(Beginning of Data extracts)

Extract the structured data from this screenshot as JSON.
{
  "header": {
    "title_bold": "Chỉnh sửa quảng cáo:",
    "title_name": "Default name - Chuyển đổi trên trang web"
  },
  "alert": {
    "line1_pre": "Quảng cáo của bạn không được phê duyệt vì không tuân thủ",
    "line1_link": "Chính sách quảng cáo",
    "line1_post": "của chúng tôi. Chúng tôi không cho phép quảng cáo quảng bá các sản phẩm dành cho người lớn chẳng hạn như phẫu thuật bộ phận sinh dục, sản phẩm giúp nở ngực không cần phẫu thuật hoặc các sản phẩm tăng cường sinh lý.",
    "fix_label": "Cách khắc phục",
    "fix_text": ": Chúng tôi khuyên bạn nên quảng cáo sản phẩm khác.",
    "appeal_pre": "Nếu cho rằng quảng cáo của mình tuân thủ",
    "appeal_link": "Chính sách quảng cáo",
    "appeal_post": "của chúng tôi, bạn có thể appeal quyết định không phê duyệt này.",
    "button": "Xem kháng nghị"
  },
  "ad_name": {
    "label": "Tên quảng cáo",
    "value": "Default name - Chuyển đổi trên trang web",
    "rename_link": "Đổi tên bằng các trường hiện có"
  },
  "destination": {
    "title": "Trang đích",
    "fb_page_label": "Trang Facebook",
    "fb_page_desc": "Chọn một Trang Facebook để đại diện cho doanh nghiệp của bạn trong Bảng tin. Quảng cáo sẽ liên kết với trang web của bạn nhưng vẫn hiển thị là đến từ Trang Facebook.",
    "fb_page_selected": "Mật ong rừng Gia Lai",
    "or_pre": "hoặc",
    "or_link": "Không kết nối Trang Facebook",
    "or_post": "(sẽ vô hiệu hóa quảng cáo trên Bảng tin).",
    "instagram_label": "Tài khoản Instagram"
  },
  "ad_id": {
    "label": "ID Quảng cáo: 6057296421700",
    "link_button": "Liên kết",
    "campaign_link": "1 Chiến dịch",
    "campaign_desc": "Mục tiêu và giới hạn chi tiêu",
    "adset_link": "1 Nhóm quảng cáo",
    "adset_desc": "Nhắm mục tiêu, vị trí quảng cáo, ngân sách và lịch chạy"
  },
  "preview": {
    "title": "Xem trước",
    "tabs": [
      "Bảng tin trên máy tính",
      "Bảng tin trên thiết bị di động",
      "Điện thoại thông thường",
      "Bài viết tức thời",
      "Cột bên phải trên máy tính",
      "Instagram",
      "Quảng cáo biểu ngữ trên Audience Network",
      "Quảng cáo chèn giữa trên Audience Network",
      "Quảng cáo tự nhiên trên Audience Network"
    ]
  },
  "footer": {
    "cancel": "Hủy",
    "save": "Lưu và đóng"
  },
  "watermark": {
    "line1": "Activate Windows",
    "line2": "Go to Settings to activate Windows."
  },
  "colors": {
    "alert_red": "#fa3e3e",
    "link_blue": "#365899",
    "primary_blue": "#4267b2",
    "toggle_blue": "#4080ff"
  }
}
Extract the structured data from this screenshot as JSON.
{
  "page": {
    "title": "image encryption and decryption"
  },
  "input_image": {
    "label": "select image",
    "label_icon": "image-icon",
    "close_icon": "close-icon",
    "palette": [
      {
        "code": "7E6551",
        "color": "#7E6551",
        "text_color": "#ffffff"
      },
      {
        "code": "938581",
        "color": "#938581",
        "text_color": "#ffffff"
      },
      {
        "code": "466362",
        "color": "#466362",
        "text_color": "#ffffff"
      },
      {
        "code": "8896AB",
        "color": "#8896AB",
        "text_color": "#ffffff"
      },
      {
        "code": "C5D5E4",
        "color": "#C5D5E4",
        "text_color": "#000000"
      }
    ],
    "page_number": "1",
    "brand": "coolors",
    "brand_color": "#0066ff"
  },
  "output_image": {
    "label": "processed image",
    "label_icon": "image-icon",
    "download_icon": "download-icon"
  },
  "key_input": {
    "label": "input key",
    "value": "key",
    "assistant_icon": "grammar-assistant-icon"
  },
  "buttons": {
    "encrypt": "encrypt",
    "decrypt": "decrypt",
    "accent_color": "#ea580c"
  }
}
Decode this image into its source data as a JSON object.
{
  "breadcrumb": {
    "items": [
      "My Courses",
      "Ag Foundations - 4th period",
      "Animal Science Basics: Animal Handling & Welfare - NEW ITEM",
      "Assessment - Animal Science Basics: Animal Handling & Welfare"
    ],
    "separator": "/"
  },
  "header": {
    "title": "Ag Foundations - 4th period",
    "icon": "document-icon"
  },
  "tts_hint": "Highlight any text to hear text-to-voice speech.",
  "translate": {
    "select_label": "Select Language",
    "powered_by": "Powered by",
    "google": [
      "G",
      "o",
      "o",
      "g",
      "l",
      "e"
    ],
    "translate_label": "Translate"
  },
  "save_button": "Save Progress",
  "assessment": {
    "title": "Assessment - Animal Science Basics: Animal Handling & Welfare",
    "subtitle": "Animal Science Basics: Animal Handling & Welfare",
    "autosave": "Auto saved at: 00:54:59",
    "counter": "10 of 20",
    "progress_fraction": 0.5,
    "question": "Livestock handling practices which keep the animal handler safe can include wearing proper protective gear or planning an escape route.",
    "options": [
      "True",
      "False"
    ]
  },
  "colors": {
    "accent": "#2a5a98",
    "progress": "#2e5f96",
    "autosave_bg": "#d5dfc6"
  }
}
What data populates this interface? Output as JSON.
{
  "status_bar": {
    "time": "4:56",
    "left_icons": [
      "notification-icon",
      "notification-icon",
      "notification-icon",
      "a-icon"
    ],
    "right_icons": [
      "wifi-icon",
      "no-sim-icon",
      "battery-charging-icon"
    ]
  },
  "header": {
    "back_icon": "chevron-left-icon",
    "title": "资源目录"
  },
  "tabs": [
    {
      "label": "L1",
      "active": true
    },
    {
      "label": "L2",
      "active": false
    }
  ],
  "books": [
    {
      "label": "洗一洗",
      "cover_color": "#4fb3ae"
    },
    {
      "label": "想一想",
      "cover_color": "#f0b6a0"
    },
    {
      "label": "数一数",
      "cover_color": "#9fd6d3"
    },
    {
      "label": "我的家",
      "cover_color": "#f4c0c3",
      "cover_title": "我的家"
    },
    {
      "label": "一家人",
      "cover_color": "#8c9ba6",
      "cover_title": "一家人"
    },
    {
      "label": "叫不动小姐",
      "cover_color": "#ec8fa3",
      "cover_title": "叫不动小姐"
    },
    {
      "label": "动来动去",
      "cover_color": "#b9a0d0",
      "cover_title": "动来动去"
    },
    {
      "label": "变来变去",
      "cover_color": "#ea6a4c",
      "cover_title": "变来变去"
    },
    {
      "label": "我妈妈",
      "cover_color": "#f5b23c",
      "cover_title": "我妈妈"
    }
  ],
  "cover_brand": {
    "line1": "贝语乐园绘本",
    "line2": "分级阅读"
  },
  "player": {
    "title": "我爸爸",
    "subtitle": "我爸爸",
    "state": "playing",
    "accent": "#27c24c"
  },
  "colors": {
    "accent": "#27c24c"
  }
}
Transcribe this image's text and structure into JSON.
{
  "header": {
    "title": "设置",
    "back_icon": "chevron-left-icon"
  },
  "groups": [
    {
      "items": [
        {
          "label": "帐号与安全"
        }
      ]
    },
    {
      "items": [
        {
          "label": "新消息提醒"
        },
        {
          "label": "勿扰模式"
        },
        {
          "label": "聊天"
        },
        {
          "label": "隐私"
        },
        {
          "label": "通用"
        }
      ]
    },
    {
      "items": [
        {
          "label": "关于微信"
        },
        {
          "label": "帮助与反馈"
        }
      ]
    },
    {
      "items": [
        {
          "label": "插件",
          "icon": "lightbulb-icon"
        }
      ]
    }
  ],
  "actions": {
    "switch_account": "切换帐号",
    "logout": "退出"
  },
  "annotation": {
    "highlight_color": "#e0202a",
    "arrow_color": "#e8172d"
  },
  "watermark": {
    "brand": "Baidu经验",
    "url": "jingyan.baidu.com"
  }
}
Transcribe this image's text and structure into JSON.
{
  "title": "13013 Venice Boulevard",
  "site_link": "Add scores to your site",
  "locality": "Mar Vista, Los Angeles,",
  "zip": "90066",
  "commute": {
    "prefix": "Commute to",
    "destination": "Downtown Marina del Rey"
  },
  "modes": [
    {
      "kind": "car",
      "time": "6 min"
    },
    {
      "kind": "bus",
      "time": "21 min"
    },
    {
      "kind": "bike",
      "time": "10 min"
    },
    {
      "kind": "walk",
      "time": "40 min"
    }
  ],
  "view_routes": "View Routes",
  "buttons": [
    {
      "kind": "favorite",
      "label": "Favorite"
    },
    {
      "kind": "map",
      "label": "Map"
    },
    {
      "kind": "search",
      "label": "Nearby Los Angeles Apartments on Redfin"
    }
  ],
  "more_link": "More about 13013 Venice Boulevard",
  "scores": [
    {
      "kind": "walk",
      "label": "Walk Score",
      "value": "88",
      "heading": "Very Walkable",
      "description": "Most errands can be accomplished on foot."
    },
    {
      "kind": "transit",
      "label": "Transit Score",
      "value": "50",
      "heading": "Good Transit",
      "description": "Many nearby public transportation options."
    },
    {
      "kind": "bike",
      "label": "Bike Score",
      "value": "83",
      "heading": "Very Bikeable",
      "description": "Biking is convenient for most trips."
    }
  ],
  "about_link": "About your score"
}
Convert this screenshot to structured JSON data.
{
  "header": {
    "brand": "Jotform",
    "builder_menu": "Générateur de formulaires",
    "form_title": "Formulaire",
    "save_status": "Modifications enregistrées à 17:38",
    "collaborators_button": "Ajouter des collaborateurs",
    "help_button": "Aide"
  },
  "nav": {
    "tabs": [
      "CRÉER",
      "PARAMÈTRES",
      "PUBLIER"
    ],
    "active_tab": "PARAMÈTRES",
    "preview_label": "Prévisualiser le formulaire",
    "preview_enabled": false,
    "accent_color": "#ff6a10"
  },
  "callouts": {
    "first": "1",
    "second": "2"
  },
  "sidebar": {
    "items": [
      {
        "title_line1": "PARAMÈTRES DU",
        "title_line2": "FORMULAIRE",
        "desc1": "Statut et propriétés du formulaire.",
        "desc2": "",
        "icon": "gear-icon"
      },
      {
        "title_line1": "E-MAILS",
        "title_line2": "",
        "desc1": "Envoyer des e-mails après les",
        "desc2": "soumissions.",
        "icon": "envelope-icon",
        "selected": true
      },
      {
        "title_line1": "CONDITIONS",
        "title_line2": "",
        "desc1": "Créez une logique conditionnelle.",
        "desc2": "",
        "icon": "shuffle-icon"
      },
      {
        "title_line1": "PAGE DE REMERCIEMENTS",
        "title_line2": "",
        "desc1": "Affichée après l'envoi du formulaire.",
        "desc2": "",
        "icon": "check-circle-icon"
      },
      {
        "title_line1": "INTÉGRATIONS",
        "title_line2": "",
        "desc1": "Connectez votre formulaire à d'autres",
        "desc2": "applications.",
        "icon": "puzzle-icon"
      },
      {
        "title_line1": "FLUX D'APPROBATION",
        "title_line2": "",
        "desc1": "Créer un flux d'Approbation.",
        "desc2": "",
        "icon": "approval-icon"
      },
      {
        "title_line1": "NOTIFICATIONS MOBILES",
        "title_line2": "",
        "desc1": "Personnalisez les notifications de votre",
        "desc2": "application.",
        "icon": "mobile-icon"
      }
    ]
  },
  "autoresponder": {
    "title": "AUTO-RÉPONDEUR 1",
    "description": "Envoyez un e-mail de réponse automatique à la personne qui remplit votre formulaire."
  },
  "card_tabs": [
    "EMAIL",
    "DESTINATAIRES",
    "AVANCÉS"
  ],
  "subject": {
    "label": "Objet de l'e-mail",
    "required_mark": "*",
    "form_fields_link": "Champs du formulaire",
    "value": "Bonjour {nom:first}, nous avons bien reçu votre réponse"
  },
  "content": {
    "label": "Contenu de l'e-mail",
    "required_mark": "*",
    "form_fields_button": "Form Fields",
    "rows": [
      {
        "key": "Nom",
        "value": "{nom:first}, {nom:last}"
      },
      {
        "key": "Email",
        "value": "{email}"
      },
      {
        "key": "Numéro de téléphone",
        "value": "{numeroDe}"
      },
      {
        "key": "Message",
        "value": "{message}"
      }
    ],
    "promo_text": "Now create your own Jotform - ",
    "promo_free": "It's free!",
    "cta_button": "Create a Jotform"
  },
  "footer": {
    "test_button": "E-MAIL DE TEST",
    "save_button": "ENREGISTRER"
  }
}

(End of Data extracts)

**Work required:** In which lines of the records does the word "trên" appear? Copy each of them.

**Response to this exercise:**
    "title_name": "Default name - Chuyển đổi trên trang web"
    "value": "Default name - Chuyển đổi trên trang web",
    "or_post": "(sẽ vô hiệu hóa quảng cáo trên Bảng tin).",
      "Bảng tin trên máy tính",
      "Bảng tin trên thiết bị di động",
      "Cột bên phải trên máy tính",
      "Quảng cáo biểu ngữ trên Audience Network",
      "Quảng cáo chèn giữa trên Audience Network",
      "Quảng cáo tự nhiên trên Audience Network"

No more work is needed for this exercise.